• What is needed
Using the lines below, work out the count of those that hold "JSON". Give the number only.

=====

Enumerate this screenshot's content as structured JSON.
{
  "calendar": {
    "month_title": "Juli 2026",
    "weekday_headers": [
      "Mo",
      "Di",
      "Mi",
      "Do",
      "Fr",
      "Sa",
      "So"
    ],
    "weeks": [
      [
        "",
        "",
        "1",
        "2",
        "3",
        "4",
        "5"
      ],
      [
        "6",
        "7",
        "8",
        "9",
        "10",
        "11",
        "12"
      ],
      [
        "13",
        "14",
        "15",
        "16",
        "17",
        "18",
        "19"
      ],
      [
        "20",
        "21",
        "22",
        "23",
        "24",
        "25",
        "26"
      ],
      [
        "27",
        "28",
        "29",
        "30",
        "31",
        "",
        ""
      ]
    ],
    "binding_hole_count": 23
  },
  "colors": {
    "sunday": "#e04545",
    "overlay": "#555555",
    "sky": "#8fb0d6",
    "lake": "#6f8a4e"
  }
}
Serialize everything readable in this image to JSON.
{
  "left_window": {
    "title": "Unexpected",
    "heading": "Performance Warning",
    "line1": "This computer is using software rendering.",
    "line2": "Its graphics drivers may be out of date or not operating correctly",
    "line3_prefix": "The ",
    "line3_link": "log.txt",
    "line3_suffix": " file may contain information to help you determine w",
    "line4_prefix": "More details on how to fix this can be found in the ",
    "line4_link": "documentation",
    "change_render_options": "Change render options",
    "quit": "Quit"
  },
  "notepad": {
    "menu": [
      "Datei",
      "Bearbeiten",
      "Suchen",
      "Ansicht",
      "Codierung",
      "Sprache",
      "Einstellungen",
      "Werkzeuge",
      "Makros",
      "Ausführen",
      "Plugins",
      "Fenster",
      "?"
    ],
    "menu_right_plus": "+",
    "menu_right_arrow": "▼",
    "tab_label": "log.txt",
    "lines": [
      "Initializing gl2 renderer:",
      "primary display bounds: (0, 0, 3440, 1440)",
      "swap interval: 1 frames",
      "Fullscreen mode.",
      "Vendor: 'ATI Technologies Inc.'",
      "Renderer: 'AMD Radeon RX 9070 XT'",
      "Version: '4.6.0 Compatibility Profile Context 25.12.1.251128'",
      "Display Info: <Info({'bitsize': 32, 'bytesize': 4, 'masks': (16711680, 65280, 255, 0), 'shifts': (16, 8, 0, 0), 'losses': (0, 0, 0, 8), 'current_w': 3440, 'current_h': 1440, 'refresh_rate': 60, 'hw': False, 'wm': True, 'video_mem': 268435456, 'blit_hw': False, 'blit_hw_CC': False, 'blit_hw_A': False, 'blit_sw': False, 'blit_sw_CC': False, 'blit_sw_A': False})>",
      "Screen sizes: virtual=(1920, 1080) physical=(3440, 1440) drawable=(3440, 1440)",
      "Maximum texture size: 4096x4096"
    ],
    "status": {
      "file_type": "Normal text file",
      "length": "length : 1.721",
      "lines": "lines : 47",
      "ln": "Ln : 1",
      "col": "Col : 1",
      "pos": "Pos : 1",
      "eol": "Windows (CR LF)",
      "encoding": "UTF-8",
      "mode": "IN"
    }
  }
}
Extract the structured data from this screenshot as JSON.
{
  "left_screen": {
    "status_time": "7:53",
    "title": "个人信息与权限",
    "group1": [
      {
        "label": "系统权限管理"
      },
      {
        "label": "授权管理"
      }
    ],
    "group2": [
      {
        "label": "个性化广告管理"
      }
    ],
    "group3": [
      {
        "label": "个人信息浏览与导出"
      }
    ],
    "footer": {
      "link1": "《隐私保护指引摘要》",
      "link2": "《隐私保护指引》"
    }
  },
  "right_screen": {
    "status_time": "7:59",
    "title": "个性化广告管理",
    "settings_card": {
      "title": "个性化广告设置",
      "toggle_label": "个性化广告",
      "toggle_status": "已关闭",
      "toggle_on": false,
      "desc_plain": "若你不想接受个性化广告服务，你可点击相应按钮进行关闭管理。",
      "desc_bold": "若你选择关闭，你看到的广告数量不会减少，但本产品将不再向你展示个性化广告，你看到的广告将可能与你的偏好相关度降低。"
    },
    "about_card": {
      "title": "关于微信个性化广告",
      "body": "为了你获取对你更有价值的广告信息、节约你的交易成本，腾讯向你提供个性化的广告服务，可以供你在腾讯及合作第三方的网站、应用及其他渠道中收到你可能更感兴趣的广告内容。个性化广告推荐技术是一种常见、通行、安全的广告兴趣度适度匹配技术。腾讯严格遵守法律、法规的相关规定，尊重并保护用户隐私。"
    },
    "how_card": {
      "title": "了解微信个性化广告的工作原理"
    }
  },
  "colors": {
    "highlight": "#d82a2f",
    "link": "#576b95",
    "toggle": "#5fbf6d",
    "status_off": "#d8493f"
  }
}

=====

• Solved problem
3